● Exercise:
What you return should match every entry, character for character.

● Data about app and page elements:
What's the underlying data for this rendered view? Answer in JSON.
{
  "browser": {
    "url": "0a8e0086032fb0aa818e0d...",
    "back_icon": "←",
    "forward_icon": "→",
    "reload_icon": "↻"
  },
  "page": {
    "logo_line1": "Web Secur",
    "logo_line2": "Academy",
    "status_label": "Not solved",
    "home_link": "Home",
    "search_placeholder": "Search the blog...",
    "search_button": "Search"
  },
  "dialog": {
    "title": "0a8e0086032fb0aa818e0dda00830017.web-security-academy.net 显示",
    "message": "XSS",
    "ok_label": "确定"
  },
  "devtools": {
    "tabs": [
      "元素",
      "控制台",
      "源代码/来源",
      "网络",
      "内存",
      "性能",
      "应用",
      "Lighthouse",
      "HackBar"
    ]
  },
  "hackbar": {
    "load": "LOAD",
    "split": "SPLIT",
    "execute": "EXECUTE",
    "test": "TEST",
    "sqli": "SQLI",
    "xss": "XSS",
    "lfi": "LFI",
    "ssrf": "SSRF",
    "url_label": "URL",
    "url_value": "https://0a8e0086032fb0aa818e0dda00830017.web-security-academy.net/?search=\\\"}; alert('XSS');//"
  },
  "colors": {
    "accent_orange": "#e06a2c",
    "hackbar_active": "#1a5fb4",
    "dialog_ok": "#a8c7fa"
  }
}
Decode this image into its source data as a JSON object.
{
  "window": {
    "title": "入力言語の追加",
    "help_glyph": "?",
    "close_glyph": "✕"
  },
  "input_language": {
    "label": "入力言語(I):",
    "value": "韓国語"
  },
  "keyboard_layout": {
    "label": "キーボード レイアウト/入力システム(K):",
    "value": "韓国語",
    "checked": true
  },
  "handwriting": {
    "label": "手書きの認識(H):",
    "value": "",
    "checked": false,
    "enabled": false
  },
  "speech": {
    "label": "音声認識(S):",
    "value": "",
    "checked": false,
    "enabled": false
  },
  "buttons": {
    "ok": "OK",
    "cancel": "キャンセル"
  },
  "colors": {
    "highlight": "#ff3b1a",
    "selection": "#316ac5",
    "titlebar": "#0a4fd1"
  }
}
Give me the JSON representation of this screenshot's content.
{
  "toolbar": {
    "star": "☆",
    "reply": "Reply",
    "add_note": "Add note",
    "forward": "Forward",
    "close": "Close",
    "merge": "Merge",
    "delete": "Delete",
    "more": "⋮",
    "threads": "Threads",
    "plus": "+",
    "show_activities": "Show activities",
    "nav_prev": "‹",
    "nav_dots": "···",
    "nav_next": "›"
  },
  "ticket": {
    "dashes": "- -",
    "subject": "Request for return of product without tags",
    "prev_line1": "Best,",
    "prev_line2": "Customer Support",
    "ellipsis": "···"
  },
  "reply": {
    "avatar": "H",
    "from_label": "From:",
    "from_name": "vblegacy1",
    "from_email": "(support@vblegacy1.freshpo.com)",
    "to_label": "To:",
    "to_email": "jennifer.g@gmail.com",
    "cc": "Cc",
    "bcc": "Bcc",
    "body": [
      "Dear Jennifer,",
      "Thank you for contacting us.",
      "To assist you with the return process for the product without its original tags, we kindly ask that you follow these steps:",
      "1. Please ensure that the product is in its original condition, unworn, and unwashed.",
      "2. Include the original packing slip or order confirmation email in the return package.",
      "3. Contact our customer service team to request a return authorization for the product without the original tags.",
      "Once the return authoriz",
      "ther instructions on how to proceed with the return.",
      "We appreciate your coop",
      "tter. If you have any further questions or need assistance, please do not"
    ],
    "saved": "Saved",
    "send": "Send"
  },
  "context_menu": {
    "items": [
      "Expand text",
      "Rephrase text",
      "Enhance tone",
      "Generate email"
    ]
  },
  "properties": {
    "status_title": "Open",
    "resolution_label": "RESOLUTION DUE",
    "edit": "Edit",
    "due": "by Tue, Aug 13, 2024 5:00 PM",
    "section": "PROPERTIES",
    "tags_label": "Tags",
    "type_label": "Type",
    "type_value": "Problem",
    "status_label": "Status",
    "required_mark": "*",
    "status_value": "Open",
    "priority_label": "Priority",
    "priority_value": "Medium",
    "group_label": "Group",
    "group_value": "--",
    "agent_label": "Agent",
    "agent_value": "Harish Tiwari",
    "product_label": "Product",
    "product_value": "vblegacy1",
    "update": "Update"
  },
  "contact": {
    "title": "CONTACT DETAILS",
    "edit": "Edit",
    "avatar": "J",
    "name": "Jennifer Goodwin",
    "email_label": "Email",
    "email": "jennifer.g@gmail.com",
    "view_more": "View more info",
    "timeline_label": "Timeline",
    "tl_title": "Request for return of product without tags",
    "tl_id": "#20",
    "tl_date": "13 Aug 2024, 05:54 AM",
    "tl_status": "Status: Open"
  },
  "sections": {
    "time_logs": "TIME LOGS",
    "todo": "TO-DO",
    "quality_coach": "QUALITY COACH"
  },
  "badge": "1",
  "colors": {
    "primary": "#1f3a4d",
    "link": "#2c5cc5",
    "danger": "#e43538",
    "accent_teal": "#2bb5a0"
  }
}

● Solution to this task:
What's the underlying data for this rendered view? Answer in JSON.
{
  "browser": {
    "url": "0a8e0086032fb0aa818e0d...",
    "back_icon": "←",
    "forward_icon": "→",
    "reload_icon": "↻"
  },
  "page": {
    "logo_line1": "Web Secur",
    "logo_line2": "Academy",
    "status_label": "Not solved",
    "home_link": "Home",
    "search_placeholder": "Search the blog...",
    "search_button": "Search"
  },
  "dialog": {
    "title": "0a8e0086032fb0aa818e0dda00830017.web-security-academy.net 显示",
    "message": "XSS",
    "ok_label": "确定"
  },
  "devtools": {
    "tabs": [
      "元素",
      "控制台",
      "源代码/来源",
      "网络",
      "内存",
      "性能",
      "应用",
      "Lighthouse",
      "HackBar"
    ]
  },
  "hackbar": {
    "load": "LOAD",
    "split": "SPLIT",
    "execute": "EXECUTE",
    "test": "TEST",
    "sqli": "SQLI",
    "xss": "XSS",
    "lfi": "LFI",
    "ssrf": "SSRF",
    "url_label": "URL",
    "url_value": "https://0a8e0086032fb0aa818e0dda00830017.web-security-academy.net/?search=\\\"}; alert('XSS');//"
  },
  "colors": {
    "accent_orange": "#e06a2c",
    "hackbar_active": "#1a5fb4",
    "dialog_ok": "#a8c7fa"
  }
}
Decode this image into its source data as a JSON object.
{
  "window": {
    "title": "入力言語の追加",
    "help_glyph": "?",
    "close_glyph": "✕"
  },
  "input_language": {
    "label": "入力言語(I):",
    "value": "韓国語"
  },
  "keyboard_layout": {
    "label": "キーボード レイアウト/入力システム(K):",
    "value": "韓国語",
    "checked": true
  },
  "handwriting": {
    "label": "手書きの認識(H):",
    "value": "",
    "checked": false,
    "enabled": false
  },
  "speech": {
    "label": "音声認識(S):",
    "value": "",
    "checked": false,
    "enabled": false
  },
  "buttons": {
    "ok": "OK",
    "cancel": "キャンセル"
  },
  "colors": {
    "highlight": "#ff3b1a",
    "selection": "#316ac5",
    "titlebar": "#0a4fd1"
  }
}
Give me the JSON representation of this screenshot's content.
{
  "toolbar": {
    "star": "☆",
    "reply": "Reply",
    "add_note": "Add note",
    "forward": "Forward",
    "close": "Close",
    "merge": "Merge",
    "delete": "Delete",
    "more": "⋮",
    "threads": "Threads",
    "plus": "+",
    "show_activities": "Show activities",
    "nav_prev": "‹",
    "nav_dots": "···",
    "nav_next": "›"
  },
  "ticket": {
    "dashes": "- -",
    "subject": "Request for return of product without tags",
    "prev_line1": "Best,",
    "prev_line2": "Customer Support",
    "ellipsis": "···"
  },
  "reply": {
    "avatar": "H",
    "from_label": "From:",
    "from_name": "vblegacy1",
    "from_email": "(support@vblegacy1.freshpo.com)",
    "to_label": "To:",
    "to_email": "jennifer.g@gmail.com",
    "cc": "Cc",
    "bcc": "Bcc",
    "body": [
      "Dear Jennifer,",
      "Thank you for contacting us.",
      "To assist you with the return process for the product without its original tags, we kindly ask that you follow these steps:",
      "1. Please ensure that the product is in its original condition, unworn, and unwashed.",
      "2. Include the original packing slip or order confirmation email in the return package.",
      "3. Contact our customer service team to request a return authorization for the product without the original tags.",
      "Once the return authoriz",
      "ther instructions on how to proceed with the return.",
      "We appreciate your coop",
      "tter. If you have any further questions or need assistance, please do not"
    ],
    "saved": "Saved",
    "send": "Send"
  },
  "context_menu": {
    "items": [
      "Expand text",
      "Rephrase text",
      "Enhance tone",
      "Generate email"
    ]
  },
  "properties": {
    "status_title": "Open",
    "resolution_label": "RESOLUTION DUE",
    "edit": "Edit",
    "due": "by Tue, Aug 13, 2024 5:00 PM",
    "section": "PROPERTIES",
    "tags_label": "Tags",
    "type_label": "Type",
    "type_value": "Problem",
    "status_label": "Status",
    "required_mark": "*",
    "status_value": "Open",
    "priority_label": "Priority",
    "priority_value": "Medium",
    "group_label": "Group",
    "group_value": "--",
    "agent_label": "Agent",
    "agent_value": "Harish Tiwari",
    "product_label": "Product",
    "product_value": "vblegacy1",
    "update": "Update"
  },
  "contact": {
    "title": "CONTACT DETAILS",
    "edit": "Edit",
    "avatar": "J",
    "name": "Jennifer Goodwin",
    "email_label": "Email",
    "email": "jennifer.g@gmail.com",
    "view_more": "View more info",
    "timeline_label": "Timeline",
    "tl_title": "Request for return of product without tags",
    "tl_id": "#20",
    "tl_date": "13 Aug 2024, 05:54 AM",
    "tl_status": "Status: Open"
  },
  "sections": {
    "time_logs": "TIME LOGS",
    "todo": "TO-DO",
    "quality_coach": "QUALITY COACH"
  },
  "badge": "1",
  "colors": {
    "primary": "#1f3a4d",
    "link": "#2c5cc5",
    "danger": "#e43538",
    "accent_teal": "#2bb5a0"
  }
}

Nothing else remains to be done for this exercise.